Trubisky spins away from pressure rather well, but once outside of the tackle box he inexplicably takes a loss here, rather than just throwing the ball away.
What do these three plays have in common? A lack of situational awareness. Trubisky seems overwhelmingly task-oriented on these plays, a QB simply going out trying to execute the primary read, getting from Point A to Point B on a given snap, rather than remembering all the other little things you need to do to execute on a play in the NFL. Moving defenders with your eyes, working through reads, making the right decision with the football, throwing the ball away and living for another down, avoiding a sack in a game when every yard might matter.
Look, there were some nice throws from Trubisky on Thursday night. This throw to Robinson on a double-move was perfect:
This seam route to Montgomery out of the backfield was another great read and throw, coming on a beautiful design that other coaches such as Andy Reid and Sean McVay have used:
This is a four verticals using Montgomery out of the backfield in combination with motion from Patterson to draw the eyes of the defenders.
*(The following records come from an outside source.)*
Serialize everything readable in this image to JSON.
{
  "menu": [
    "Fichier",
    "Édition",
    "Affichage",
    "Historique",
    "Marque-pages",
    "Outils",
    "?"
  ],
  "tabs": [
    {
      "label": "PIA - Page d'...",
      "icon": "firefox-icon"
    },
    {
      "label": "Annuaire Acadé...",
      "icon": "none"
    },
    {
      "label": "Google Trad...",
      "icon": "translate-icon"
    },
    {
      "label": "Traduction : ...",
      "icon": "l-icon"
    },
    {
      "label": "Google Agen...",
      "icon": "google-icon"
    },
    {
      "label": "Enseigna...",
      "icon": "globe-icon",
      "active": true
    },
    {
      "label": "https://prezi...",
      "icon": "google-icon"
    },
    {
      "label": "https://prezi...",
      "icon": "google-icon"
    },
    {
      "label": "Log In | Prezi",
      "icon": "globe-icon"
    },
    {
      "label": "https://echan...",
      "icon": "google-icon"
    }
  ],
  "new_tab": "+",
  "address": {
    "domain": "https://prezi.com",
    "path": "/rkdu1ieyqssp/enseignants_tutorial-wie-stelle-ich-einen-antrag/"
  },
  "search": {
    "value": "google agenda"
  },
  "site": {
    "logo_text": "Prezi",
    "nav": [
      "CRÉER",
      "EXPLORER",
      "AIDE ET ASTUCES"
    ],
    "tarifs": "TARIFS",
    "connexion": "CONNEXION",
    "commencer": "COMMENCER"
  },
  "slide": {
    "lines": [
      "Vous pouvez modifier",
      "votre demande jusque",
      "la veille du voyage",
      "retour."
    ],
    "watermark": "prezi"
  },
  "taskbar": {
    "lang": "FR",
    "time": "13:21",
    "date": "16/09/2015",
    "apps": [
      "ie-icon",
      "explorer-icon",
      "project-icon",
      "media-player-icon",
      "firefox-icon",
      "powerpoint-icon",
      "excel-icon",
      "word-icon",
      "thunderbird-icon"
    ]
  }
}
A brilliant concept.
I even love how Trubisky dropped the arm angle on this quick RPO, making this slant route impossible to defend:
Between the arm angle and the lightning-quick release, Green Bay was not stopping that play.
But by Year 3 we should have moved beyond the idea that some isolated reads and throws are signs of big growth and potential. The little things are huge when playing this position, and they need to be mastered. Something that I’ve been taught to do in the realm of quarterback evaluation is to watch a wide berth of NFL quarterbacks in the offseason to see what works, and what does not. Something that does not work - and never will - is telegraphing your intent as a QB. Until he stops doing that, Trubisky will not be the quarterback people, myself included, placed their bets on.
Bill Walsh once said that a QB has until his third year to figure it out. We are into year three, and the clock is ticking.